Learning Forward and the National Commission on Teaching & America’s Future (NCTAF) recently announced the Agents for Learning competition. The competition is designed to engage educator teams in advocating for the best use of federal funding for professional learning under the Every Student Succeeds Act (ESSA).
The deadline to apply is June 10, and finalist teams will be announced June 21. Those teams will present their proposals at Learning Forward’s Summer Institute on July 21 and 22.
All teachers in the United States, particularly those working in high-needs schools and shortage areas, are encouraged to apply. Teams will be invited to answer questions that specifically address: ...
I had the honor of attending a half-day conference at the White House last month celebrating the Operation Educate the Educators program, a joint initiative of AACTE and the Military Child Education Coalition (MCEC) to better prepare school personnel to meet the needs of military-connected children. ...
What are the first steps on the road to accomplished teaching? Educators Rising is working to find out, and we need your feedback.
Educators Rising—powered by PDK International— is a national network working to help school systems guide young people on the path to teaching starting in high school. Since launching in 2015, students and teachers leaders in 1,200 schools across the country have joined. A recent profile in Education Week notes, “Forty-nine percent of the [14,000] student members are racial and ethnic minorities—a rate that far outpaces the 17-percent minority makeup of the current U.S. teaching profession.”
Now Educators Rising — in partnership with the National Education Association — is coordinating an effort to back-map the road to accomplished teaching into the secondary space.
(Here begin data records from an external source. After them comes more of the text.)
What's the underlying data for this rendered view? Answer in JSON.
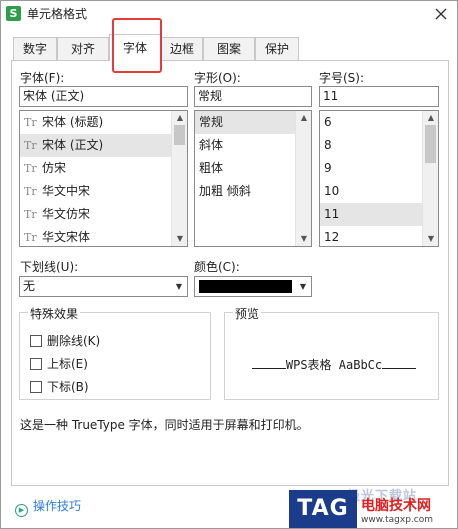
{
  "window": {
    "title": "单元格格式",
    "app_icon": "S"
  },
  "tabs": [
    {
      "label": "数字"
    },
    {
      "label": "对齐"
    },
    {
      "label": "字体"
    },
    {
      "label": "边框"
    },
    {
      "label": "图案"
    },
    {
      "label": "保护"
    }
  ],
  "active_tab": "字体",
  "font": {
    "label": "字体(F):",
    "value": "宋体 (正文)",
    "items": [
      "宋体 (标题)",
      "宋体 (正文)",
      "仿宋",
      "华文中宋",
      "华文仿宋",
      "华文宋体"
    ],
    "selected": "宋体 (正文)"
  },
  "style": {
    "label": "字形(O):",
    "value": "常规",
    "items": [
      "常规",
      "斜体",
      "粗体",
      "加粗 倾斜"
    ],
    "selected": "常规"
  },
  "size": {
    "label": "字号(S):",
    "value": "11",
    "items": [
      "6",
      "8",
      "9",
      "10",
      "11",
      "12"
    ],
    "selected": "11"
  },
  "underline": {
    "label": "下划线(U):",
    "value": "无"
  },
  "color": {
    "label": "颜色(C):",
    "swatch": "#000000"
  },
  "effects": {
    "legend": "特殊效果",
    "items": [
      {
        "label": "删除线(K)",
        "checked": false
      },
      {
        "label": "上标(E)",
        "checked": false
      },
      {
        "label": "下标(B)",
        "checked": false
      }
    ]
  },
  "preview": {
    "legend": "预览",
    "sample": "WPS表格  AaBbCc"
  },
  "description": "这是一种 TrueType 字体，同时适用于屏幕和打印机。",
  "footer": {
    "tip_label": "操作技巧"
  },
  "watermark": {
    "logo": "TAG",
    "top": "极光下载站",
    "cn": "电脑技术网",
    "url": "www.tagxp.com"
  },
  "colors": {
    "accent_highlight": "#e53b3b",
    "tip_link": "#2b7de0",
    "selected_row": "#e5e5e5"
  }
}
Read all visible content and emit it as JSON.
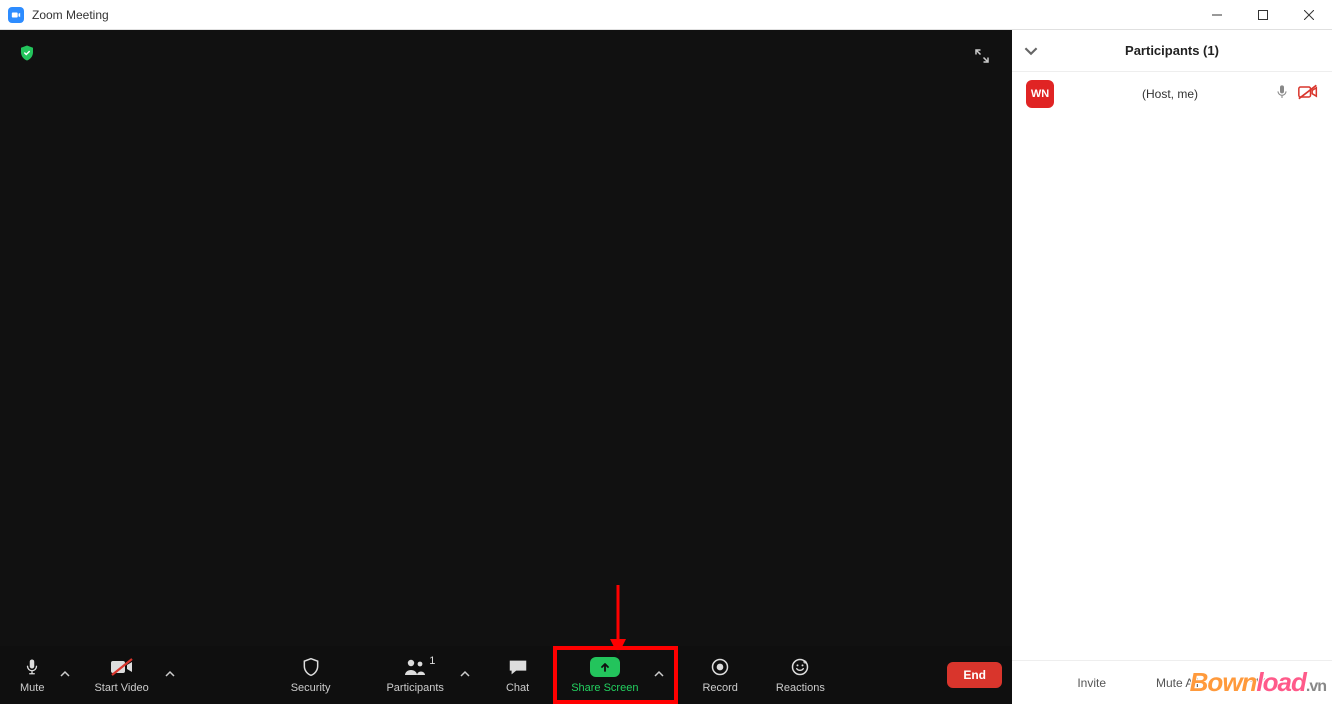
{
  "window": {
    "title": "Zoom Meeting"
  },
  "toolbar": {
    "mute": "Mute",
    "start_video": "Start Video",
    "security": "Security",
    "participants": "Participants",
    "participants_count": "1",
    "chat": "Chat",
    "share_screen": "Share Screen",
    "record": "Record",
    "reactions": "Reactions",
    "end": "End"
  },
  "participants_panel": {
    "title": "Participants (1)",
    "items": [
      {
        "avatar": "WN",
        "label": "(Host, me)"
      }
    ],
    "footer": {
      "invite": "Invite",
      "mute_all": "Mute All"
    }
  },
  "watermark": {
    "left": "Bown",
    "right": "load",
    "suffix": ".vn"
  }
}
The organization is defining what high school students exploring teaching careers must know and be able to do to be on the path to becoming accomplished teachers. ...
It’s axiomatic that experts in a field are better equipped than outsiders to design interventions that will work. Yet in education, we face a constant barrage of external reform efforts that fail to incorporate professional knowledge and expertise—and they just don’t work.
This point is reinforced in recent research out of the National Education Policy Center. In this study, Marilyn Cochran-Smith and her colleagues at Boston College (MA) examine the evidentiary base underlying four national initiatives for teacher preparation program accountability and improvement. They find that only one of the initiatives—the beginning-teacher performance assessment edTPA, designed and managed by the profession—is founded on claims supported by research. With a measure that is valid, scoring that is reliable, and therefore results that are accurate, we have a serious tool for program improvement. ...
Have you tried walking around with just one eye open? It’s tough: Your field of vision is limited; your balance suffers; you lack depth perception. Our brains need a variety of signals to bring the world into focus—and of course, this holds true not only for eyesight, but for our comprehension of just about everything.
Educator preparation is no exception. To help us meet the demands of professional practice, we form partnerships that span varying perspectives. One-dimensional views issued from the academy are as unhelpful as those emanating from the state house. But we find meaning and make progress on the tough questions when we tackle them from many angles at once, embracing complexity as an element that is essential to moving forward.
AACTE’s upcoming Annual Meeting—a convening primarily for teacher educators—will bring in these key viewpoints with significant participation from the world of practice and beyond. Beginning with preconference events and running through sessions large and small, this conference will provoke new insights on problems of practice through multidimensional views. ...